Assigned task — Could you copy out every line of the data where the word "image" occurs?

Data excerpts:
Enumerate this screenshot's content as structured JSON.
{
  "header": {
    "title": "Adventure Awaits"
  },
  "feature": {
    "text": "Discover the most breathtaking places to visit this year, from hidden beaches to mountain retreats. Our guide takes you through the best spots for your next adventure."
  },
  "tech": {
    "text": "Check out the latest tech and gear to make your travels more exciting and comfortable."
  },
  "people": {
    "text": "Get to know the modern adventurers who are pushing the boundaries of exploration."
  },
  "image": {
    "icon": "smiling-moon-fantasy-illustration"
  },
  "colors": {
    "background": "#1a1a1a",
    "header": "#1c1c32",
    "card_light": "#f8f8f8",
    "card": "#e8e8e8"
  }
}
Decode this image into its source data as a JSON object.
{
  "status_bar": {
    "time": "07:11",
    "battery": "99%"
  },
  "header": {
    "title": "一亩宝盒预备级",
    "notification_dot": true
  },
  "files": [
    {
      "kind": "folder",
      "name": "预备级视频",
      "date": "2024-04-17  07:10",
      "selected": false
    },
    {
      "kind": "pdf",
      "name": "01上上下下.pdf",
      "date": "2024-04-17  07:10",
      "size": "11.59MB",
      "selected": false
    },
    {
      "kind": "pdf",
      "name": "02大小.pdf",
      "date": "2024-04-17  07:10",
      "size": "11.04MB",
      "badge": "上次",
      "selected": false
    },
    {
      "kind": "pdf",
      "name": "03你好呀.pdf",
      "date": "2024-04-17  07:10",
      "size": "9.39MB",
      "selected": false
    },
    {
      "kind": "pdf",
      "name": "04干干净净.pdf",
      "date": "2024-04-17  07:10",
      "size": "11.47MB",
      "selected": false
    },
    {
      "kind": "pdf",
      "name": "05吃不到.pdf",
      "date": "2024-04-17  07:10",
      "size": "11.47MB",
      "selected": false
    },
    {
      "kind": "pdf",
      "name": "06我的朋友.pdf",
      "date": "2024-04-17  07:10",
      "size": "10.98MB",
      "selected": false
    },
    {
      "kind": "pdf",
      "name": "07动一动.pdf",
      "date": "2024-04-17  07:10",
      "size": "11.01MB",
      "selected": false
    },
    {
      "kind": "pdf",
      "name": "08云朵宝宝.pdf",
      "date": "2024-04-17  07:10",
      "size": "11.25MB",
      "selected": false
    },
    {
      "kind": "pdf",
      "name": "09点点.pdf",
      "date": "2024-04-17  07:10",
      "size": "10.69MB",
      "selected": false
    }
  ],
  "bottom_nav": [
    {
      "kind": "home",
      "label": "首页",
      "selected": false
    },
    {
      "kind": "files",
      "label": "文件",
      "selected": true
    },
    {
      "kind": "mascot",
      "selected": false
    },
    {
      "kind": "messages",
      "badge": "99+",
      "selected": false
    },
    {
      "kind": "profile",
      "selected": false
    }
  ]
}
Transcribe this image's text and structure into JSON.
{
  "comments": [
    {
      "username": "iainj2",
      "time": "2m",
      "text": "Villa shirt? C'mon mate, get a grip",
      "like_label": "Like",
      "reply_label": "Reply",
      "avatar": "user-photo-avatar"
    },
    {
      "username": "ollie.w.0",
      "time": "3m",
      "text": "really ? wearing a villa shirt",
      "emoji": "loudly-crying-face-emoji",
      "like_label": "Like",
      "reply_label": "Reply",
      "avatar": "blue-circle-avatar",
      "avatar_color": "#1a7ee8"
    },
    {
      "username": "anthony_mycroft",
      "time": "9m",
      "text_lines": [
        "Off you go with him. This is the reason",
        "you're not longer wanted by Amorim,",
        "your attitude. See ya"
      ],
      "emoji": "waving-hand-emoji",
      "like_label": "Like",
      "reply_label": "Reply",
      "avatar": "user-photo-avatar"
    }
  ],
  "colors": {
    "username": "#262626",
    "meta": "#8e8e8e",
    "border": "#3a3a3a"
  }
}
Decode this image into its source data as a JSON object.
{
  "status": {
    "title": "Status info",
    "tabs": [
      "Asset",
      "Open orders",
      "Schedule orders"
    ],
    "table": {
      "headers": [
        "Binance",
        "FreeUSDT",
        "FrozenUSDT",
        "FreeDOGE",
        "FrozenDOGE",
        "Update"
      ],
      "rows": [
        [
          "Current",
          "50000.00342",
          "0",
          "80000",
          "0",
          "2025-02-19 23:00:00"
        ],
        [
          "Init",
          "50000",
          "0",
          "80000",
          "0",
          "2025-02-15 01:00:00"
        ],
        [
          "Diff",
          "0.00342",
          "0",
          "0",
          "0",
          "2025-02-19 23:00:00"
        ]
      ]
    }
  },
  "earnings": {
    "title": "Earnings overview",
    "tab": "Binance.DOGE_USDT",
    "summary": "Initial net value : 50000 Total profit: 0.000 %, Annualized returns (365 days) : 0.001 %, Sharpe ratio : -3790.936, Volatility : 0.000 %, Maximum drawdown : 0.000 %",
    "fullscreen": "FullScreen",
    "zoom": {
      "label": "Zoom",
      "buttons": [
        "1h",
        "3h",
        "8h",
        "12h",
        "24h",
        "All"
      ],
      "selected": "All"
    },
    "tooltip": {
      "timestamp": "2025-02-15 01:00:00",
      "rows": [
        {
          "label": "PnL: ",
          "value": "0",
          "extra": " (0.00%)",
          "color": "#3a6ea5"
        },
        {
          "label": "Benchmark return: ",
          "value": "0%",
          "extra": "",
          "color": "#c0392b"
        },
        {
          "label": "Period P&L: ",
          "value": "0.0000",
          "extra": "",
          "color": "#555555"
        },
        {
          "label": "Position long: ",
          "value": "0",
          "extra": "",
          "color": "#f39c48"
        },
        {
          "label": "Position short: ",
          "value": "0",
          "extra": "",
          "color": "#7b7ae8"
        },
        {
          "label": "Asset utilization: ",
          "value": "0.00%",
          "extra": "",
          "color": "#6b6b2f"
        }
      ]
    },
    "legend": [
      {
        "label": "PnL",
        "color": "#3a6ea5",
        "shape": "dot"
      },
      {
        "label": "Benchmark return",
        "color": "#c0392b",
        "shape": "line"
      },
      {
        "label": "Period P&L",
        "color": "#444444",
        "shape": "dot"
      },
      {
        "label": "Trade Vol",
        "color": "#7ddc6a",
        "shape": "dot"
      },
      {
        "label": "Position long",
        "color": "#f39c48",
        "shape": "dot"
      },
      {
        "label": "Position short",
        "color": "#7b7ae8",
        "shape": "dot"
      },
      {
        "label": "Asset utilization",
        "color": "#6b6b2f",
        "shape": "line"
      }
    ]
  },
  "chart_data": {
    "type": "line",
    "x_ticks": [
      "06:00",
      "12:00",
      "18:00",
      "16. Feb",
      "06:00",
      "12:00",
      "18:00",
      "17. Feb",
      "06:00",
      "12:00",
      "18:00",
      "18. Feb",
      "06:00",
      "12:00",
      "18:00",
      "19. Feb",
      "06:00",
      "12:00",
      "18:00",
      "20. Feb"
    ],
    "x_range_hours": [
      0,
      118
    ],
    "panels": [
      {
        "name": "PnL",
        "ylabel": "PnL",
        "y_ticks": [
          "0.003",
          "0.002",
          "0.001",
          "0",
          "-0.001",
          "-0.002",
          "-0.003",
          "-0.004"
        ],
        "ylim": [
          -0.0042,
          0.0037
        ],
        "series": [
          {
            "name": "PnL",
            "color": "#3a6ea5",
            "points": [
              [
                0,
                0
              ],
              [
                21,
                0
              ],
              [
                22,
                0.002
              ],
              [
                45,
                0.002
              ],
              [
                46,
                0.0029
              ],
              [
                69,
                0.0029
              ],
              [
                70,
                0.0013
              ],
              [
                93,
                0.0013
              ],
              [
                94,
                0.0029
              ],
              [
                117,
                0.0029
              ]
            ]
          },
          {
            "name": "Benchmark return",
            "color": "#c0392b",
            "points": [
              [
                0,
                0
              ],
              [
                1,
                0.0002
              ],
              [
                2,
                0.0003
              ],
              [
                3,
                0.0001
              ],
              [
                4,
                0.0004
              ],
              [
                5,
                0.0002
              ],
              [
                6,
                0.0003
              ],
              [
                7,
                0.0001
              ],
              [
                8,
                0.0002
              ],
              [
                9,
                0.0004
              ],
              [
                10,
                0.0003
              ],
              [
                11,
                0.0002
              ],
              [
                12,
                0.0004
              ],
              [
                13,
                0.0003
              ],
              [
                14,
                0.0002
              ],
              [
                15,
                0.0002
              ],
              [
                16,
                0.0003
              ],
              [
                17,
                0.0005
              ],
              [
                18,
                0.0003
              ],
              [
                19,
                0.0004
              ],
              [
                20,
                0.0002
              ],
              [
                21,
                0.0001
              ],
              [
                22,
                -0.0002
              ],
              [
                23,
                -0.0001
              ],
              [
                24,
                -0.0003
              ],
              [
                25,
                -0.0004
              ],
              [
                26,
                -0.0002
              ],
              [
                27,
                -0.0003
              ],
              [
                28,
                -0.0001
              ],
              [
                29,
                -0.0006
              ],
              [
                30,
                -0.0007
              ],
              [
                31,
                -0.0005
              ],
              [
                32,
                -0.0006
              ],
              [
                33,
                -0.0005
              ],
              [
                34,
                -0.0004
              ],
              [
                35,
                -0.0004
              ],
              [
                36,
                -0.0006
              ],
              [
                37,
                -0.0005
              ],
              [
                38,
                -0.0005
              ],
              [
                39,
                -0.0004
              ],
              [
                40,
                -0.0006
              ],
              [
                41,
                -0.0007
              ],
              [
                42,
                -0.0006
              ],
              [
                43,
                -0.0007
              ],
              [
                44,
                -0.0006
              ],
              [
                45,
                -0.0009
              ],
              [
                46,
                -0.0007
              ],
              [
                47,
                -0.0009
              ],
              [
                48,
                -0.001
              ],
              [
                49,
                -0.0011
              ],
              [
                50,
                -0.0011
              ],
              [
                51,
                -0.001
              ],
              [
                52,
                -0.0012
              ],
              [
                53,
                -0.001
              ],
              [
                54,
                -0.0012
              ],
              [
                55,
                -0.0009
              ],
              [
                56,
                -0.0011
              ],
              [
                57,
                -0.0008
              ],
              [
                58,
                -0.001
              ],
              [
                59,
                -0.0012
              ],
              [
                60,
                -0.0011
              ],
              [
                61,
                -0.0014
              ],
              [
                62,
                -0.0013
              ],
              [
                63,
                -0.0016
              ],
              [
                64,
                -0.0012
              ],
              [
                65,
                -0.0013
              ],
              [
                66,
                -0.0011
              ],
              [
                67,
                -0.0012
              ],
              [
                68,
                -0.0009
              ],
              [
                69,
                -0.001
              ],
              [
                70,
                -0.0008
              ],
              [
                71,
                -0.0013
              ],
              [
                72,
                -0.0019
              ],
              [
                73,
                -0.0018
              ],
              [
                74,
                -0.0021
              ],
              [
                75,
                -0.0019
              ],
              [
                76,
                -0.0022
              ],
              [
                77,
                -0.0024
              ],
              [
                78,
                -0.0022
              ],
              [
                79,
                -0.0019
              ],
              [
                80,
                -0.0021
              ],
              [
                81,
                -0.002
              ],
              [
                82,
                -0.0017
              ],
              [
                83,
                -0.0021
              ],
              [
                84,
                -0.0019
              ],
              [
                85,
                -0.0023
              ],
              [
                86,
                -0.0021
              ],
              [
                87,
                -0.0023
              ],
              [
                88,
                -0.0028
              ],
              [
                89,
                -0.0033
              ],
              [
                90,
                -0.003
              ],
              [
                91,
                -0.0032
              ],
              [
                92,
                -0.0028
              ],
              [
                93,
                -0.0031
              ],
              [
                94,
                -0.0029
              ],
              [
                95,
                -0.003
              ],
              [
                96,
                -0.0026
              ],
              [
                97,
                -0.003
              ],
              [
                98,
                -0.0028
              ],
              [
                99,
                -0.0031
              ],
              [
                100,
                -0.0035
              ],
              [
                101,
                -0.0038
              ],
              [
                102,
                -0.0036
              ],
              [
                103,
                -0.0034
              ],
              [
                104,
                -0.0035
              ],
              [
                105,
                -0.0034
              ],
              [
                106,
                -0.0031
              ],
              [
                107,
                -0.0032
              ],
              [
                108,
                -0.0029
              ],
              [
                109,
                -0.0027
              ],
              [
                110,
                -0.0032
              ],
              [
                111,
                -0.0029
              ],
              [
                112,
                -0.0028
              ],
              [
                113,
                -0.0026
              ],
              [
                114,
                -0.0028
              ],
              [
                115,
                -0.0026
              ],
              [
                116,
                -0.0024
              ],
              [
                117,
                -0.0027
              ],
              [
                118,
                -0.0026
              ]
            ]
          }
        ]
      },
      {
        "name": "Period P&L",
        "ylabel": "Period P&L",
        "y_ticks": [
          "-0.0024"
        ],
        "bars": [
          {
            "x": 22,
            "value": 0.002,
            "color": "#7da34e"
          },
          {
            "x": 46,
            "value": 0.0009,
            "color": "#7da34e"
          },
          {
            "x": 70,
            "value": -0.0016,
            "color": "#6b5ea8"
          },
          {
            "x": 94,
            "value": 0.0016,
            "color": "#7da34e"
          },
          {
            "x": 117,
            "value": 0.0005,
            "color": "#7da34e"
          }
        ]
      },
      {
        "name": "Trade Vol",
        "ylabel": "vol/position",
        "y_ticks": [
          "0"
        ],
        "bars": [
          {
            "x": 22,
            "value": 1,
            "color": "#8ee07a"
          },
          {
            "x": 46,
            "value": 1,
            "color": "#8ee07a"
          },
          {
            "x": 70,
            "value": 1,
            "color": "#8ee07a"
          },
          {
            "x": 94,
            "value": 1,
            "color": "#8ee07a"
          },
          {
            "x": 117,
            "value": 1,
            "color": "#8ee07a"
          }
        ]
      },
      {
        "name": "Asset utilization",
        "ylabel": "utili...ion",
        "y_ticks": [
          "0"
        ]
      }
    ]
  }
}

Answer for the task —
  "image": {
Decode this image into its source data as a JSON object.
Transcribe this image's text and structure into JSON.
Decode this image into its source data as a JSON object.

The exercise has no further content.